## Directions for this task
Every line with the string "mention" in it belongs in your answer, so copy them all from the data.

▬▬▬▬▬▬

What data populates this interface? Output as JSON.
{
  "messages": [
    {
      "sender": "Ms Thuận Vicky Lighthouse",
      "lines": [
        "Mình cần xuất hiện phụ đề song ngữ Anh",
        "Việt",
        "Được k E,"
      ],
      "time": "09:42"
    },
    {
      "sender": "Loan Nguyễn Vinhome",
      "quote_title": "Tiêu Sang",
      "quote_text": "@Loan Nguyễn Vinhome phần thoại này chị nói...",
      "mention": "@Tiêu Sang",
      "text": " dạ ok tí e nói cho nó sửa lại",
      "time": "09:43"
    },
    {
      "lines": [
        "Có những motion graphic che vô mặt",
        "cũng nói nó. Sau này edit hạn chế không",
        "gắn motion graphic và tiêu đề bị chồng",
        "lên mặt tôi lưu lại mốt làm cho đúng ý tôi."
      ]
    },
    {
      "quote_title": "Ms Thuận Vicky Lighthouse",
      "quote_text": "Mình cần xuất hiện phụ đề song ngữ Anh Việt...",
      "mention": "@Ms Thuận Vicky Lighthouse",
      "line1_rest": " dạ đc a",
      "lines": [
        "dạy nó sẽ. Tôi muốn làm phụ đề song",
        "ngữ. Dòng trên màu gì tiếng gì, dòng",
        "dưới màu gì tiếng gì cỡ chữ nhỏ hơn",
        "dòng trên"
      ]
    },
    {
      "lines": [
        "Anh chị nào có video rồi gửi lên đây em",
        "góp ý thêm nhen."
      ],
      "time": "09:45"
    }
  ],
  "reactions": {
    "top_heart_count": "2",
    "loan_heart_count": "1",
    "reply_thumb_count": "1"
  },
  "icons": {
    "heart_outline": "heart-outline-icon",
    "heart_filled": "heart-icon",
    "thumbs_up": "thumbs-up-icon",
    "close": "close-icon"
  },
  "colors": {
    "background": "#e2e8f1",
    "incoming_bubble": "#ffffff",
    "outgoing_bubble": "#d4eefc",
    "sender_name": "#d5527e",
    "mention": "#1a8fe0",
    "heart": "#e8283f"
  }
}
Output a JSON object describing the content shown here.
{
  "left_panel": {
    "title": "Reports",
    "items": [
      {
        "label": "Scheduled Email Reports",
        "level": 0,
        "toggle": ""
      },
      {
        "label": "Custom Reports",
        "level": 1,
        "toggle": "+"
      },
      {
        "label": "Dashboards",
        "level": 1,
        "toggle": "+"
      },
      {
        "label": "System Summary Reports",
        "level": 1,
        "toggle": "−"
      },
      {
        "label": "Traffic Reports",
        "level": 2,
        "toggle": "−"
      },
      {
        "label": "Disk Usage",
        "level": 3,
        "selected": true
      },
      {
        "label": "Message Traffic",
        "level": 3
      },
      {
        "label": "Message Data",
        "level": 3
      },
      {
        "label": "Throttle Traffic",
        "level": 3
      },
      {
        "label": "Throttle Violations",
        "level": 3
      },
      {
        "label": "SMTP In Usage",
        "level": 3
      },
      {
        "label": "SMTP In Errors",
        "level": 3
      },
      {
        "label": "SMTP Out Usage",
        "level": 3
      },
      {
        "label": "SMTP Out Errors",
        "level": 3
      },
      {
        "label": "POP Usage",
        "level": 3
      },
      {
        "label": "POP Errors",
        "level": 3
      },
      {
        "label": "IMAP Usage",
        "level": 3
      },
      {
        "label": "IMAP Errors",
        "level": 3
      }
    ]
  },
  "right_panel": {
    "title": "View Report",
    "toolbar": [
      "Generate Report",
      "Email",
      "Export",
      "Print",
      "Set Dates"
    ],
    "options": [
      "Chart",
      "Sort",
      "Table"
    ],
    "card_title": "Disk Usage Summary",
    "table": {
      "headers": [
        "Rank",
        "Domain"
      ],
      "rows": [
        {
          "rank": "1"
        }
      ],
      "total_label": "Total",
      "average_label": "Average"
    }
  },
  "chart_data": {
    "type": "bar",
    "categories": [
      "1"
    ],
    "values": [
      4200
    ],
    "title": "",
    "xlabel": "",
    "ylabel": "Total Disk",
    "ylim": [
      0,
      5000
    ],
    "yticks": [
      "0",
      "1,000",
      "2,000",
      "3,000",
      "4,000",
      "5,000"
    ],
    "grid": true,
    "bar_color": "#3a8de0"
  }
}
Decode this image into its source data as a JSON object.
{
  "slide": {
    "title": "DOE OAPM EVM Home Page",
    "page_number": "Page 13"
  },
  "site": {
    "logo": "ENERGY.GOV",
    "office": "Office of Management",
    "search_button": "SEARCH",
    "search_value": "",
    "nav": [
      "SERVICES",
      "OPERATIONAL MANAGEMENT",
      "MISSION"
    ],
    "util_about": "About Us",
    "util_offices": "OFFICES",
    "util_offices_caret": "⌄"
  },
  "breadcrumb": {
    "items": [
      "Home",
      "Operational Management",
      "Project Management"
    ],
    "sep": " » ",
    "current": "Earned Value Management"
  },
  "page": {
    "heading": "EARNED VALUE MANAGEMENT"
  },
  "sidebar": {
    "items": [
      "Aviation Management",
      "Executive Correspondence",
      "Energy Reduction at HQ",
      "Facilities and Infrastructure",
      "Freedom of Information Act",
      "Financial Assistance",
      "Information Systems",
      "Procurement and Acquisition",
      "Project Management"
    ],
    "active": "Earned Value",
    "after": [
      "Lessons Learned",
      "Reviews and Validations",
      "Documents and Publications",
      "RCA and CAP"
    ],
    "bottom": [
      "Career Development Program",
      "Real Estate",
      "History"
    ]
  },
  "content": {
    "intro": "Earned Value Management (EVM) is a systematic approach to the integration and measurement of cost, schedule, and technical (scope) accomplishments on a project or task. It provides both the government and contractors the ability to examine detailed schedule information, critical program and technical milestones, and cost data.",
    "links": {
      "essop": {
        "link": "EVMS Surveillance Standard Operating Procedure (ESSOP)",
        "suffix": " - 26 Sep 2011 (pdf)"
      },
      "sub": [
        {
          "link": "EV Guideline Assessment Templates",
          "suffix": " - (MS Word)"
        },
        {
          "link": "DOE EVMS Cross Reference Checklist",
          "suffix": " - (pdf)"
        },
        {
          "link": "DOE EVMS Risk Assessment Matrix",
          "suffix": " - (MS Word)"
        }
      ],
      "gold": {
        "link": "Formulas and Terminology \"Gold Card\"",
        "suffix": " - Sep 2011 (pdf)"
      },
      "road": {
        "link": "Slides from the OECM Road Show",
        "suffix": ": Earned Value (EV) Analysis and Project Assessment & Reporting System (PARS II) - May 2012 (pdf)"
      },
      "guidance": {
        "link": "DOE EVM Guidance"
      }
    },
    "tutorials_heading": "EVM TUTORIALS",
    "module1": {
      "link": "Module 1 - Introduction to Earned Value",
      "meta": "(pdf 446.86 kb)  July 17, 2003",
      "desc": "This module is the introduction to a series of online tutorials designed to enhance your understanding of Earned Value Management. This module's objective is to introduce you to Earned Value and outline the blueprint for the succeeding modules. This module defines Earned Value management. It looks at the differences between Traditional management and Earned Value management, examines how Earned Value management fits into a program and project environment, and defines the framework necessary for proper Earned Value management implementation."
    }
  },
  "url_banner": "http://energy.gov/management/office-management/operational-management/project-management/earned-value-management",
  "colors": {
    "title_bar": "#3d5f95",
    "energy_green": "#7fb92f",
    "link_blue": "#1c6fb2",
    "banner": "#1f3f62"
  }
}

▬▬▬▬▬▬

## Response to this task
      "mention": "@Tiêu Sang",
      "mention": "@Ms Thuận Vicky Lighthouse",
    "mention": "#1a8fe0",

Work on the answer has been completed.